(Greensboro) GreenHill is thrilled to present photography by nine North Carolina artists in an exhibition entitled Analog. The work is on view at GreenHill from August 3 - November 4, 2018. Join us for the opening reception on Friday, August 3, 2018 from 6:00 - 8:30 PM; and a collectors' talk on Thursday, August 30 from 6:00 - 7:00 PM. Admission is free to view and open to the public. All artworks are available for purchase.
Artists on view are Signe Ballew, Diana H. Bloomfield, Courtney Johnson, Michael Keaveney, Holden Richards, Dale Rio, elin o'Hara slavick, Joshua White, and Haoyang Zhao. Using traditional, analog, and alternative process photography, the artworks in this exhibition capture fleeting moments out of time and space. Kallitypes, cyanotypes, Polaroids, and lumen prints are some of the mediums used by these North Carolina photographers exploring the field of photography, both in subject matter and process.
The ghostly scenes of abandoned Americana captured on film in Dale Rio's series Forgotten 66 seem to melt into the landscape as they are overtaken by creeping vines and obscured by decades of dust. "I want to make the invisible visible,” explains elin o'Hara slavick of her series After Hiroshima, also on view in Analog. This series of photographs document artifacts of the A-bomb with cyanotypes, rubbings, and silver gelatin prints.
Diana H. Bloomfield and Holden Richards reflect the history of photographic processes in their work. Bloomfield's photos of irises are each a tri-color gum dichromate over cyanotype, processes which both originate from the mid-1800's. "The repeated layering and ... mis-registration of the gum dichromate process, in particular, remove all the hard and clearly defined edges, resulting in softness and ambiguity-much the way we see and remember," she says. Richards' kallitypes of the wilderness near his home in Hillsborough are created using vintage large and medium format film cameras. He says, "using large 19th century plate film camera creates a need for going slow for being intentional."
Michael Keaveney's experimental photo-collages question the very nature and purpose of photography itself. "[Photographs] assume the role of truth teller... representing events and replacing memory," explains Keaveney. He sands away the surface of his assemblages of found c-print photographs, which "abstracts the pre existing image while pulling out the embedded colors and paper that are hidden

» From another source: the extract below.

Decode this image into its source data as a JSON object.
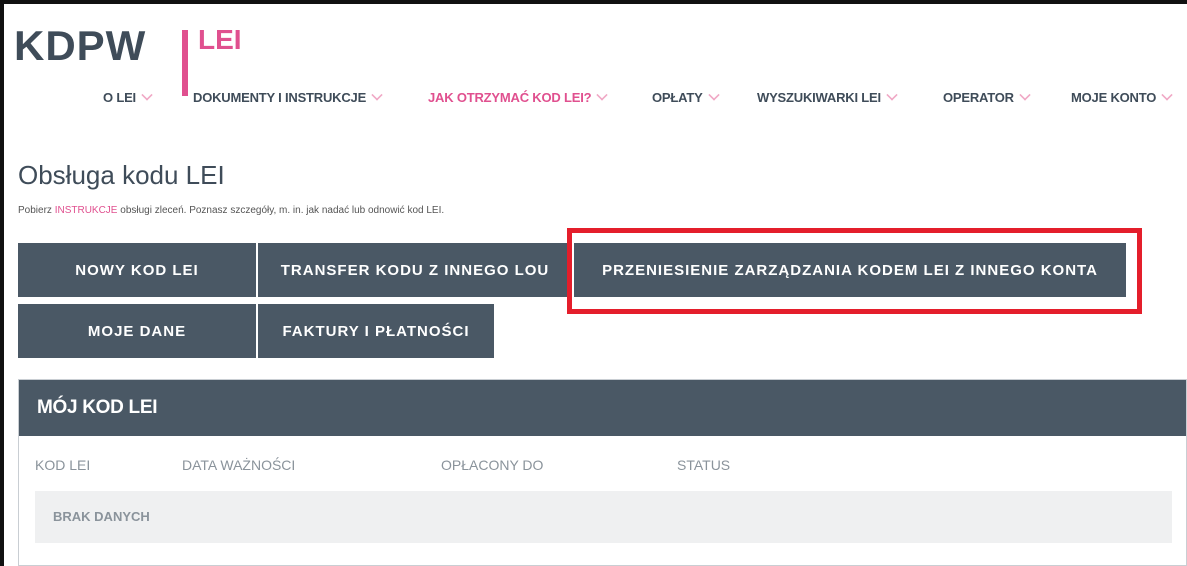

underneath the surface." Likewise, Signe Ballew turns photographs into objects by layering a wispy Polaroid transfer onto hand-blown glass discs. Haoyang Zhao will be exhibiting a photo-book comprised of images from a collection of 1970’s educational transparencies from Yale Divinity School, which depict scenes of "Chinese and Asian Religion." Zhao explains, "I utilized these found slide transparencies, juxtaposing them as alternative expressions of Chinese identity through the lens of a Western gaze."
Courtney Johnson's series, Salt, uses salt water from the bodies of water she photographs to produce dreamy, pink and brown hued, salted paper prints. She says, "one particularly beautiful effect of the unusual hyper salinity in this process is the accumulation of salt on the finished images, which sparkles in the light." Joshua White speaks about the "magic" of lumen prints: "I often print in the same sunlight that shines on my subjects, allowing me to observe the quiet processes that surround us every day, deepening my understanding of our communion with nature."
On Thursday, August 30 from 6:00-7:00 PM GreenHill will host a lecture entitled "Collecting Photography with Frank Konhaus." Frank Konhaus, Director of Cassilhaus and the Cassilhaus Collection, will cover the why, what, and how of collecting fine art photography. He will explore the motivations and mechanics of collecting as well as documentation of your collection. No prior experience required - just a love of photography. Free and open to the public.
GreenHill is located in the Greensboro Cultural Center in Downtown Greensboro. Regular hours are Tues-Friday 12:00 - 7:00 PM, Saturday 12:00 - 5:00 PM and Sunday 2:00 - 5:00 PM. Parking available in the Church and Davie Street Parking decks. Gallery admission is free. For more information about Analog visit GreenHillNC.org/Analog
GreenHill, located in Downtown Greensboro, is a nonprofit visual art center with the vital mission to support and advocate for the art and artists of our home state, North Carolina. At GreenHill professional artists have meaningful opportunities throughout their careers to participate in a wide range of exhibitions. We provide economic support to artists through the sale of their art in our world-class galleries. Novice artists, from toddlers and young students to lifelong learners, can learn and stretch their creative muscles through our studio-based educational programs. Tap into your creative side by making art, purchasing original works of art and viewing exhibitions that inspire and pique your imagination. At GreenHill there is something for everyone. Learn more at GreenHillNC.org